As you begin to ask more questions and listen to your students’ responses, certain trends begin to emerge; what does this particular student need, on this particular day? The T.U.B.B. S. Conferring Sheet can help you identify those needs. You can download the form on our free resources page.
T is for tools.
When a variety of tools are placed on the desk in front of students (not on a shelf), students are more likely to use them. In addition, when we do not have enough of every type of tool, students are “forced” to try out new ones. If a student uses a tool in a new or unusual way, successfully or unsuccessfully, you will want them to share their discovery with the class. This is an opportunity for the class to learn what works and what doesn’t work.
T is for teach.
This is important because you will almost always have students who have a simple, but effective strategy for solving a problem, who can then teach it to the class during the share. Look for this student. He or she will teach the others strategies and self-empowerment. Instead of the teacher explaining his or her way, the students teach one another. Peer to peer learning can be very effective in developing confidence and independence.
U is for understanding.
These are students who may struggle with language or reading comprehension. They do not understand what is happening in the problem. For these students, you may need to reread or act out the problem several times. Usually this is a matter best resolved through exposure to language, repetition, time, and strategic partnerships.
B is for Break -Through.

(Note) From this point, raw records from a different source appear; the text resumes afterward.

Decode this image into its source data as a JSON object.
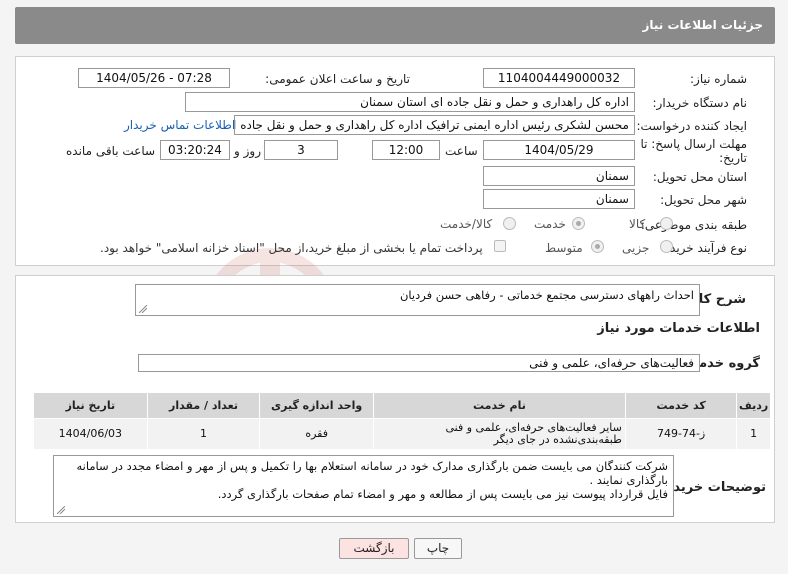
{
  "header": {
    "title": "جزئیات اطلاعات نیاز"
  },
  "form": {
    "need_number": {
      "label": "شماره نیاز:",
      "value": "1104004449000032"
    },
    "announce_datetime": {
      "label": "تاریخ و ساعت اعلان عمومی:",
      "value": "1404/05/26 - 07:28"
    },
    "buyer_org": {
      "label": "نام دستگاه خریدار:",
      "value": "اداره کل راهداری و حمل و نقل جاده ای استان سمنان"
    },
    "requester": {
      "label": "ایجاد کننده درخواست:",
      "value": "محسن لشکری رئیس اداره ایمنی ترافیک اداره کل راهداری و حمل و نقل جاده ای استان سمنان"
    },
    "buyer_contact_link": "اطلاعات تماس خریدار",
    "deadline": {
      "label_line1": "مهلت ارسال پاسخ: تا",
      "label_line2": "تاریخ:",
      "date": "1404/05/29",
      "time_label": "ساعت",
      "time": "12:00",
      "days": "3",
      "days_label": "روز و",
      "remaining": "03:20:24",
      "remaining_label": "ساعت باقی مانده"
    },
    "delivery_province": {
      "label": "استان محل تحویل:",
      "value": "سمنان"
    },
    "delivery_city": {
      "label": "شهر محل تحویل:",
      "value": "سمنان"
    },
    "category": {
      "label": "طبقه بندی موضوعی:",
      "options": [
        "کالا",
        "خدمت",
        "کالا/خدمت"
      ],
      "selected": "خدمت"
    },
    "purchase_type": {
      "label": "نوع فرآیند خرید :",
      "options": [
        "جزیی",
        "متوسط"
      ],
      "selected": "متوسط",
      "payment_note": "پرداخت تمام یا بخشی از مبلغ خرید،از محل \"اسناد خزانه اسلامی\" خواهد بود."
    }
  },
  "summary": {
    "label": "شرح کلی نیاز:",
    "value": "احداث راههای دسترسی مجتمع خدماتی - رفاهی حسن فردیان"
  },
  "services": {
    "section_title": "اطلاعات خدمات مورد نیاز",
    "group_label": "گروه خدمت:",
    "group_value": "فعالیت‌های حرفه‌ای، علمی و فنی",
    "columns": [
      "ردیف",
      "کد خدمت",
      "نام خدمت",
      "واحد اندازه گیری",
      "تعداد / مقدار",
      "تاریخ نیاز"
    ],
    "rows": [
      {
        "index": "1",
        "code": "ز-74-749",
        "name": "سایر فعالیت‌های حرفه‌ای، علمی و فنی طبقه‌بندی‌نشده در جای دیگر",
        "unit": "فقره",
        "qty": "1",
        "date": "1404/06/03"
      }
    ]
  },
  "buyer_notes": {
    "label": "توضیحات خریدار:",
    "line1": "شرکت کنندگان می بایست ضمن بارگذاری مدارک خود در سامانه استعلام بها را تکمیل و پس از مهر و امضاء مجدد در سامانه",
    "line2": "بارگذاری نمایند .",
    "line3": "فایل قرارداد پیوست نیز می بایست پس از مطالعه و مهر و امضاء تمام صفحات بارگذاری گردد."
  },
  "buttons": {
    "print": "چاپ",
    "back": "بازگشت"
  },
  "colors": {
    "header": "#8a8a8a",
    "link": "#1a5fb4",
    "back_button": "#fde2e2"
  }
}
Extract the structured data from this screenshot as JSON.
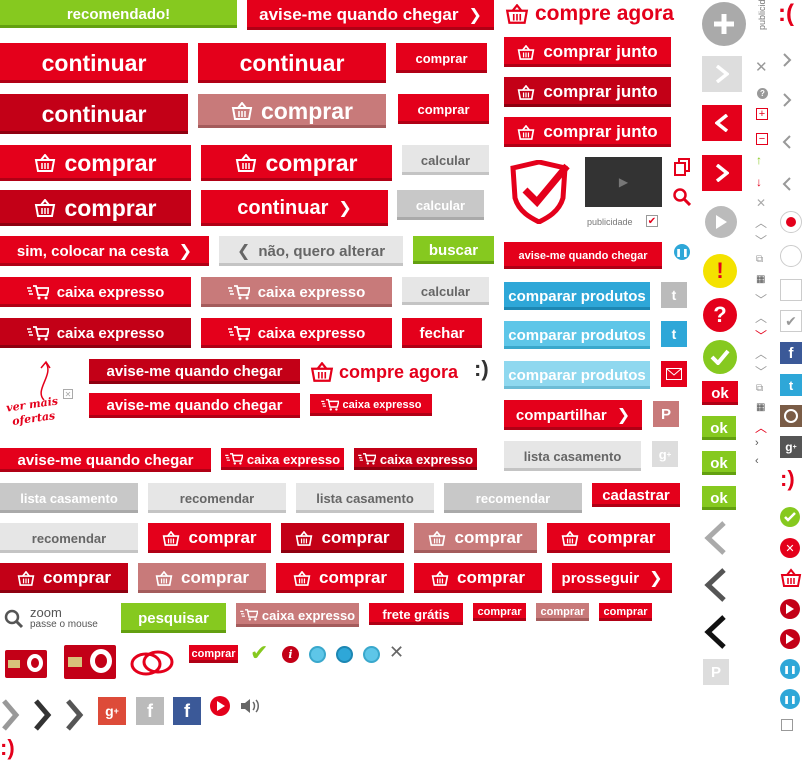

These are students who have been struggling and have finally had a break-through or reached a milestone. Even if it is a very small success, you will want to give a different Break-through student an opportunity to share how they solved their problem or learned something new, daily. This action will build confidence, kindness, and community. As the teacher leader, your actions show that everyone is valued and has something important to offer.
S is for stretch.
On a daily basis, you will have students who need to be stretched. They are usually quick to get the answer, but how did they do it? Is it through memorization? If so, have them use written or spoken words to explain their process, have them use a new model (number line) to stretch their thinking, or a new tool (base ten blocks). Alternative number choices can also be used to stretch the students’ thinking and skills.
Be mindful of who you speak to everyday. Who is it that gets to regularly share their voice and ideas in the classroom? Do all voices and ideas have equal value in your classroom? Would your students say the same thing?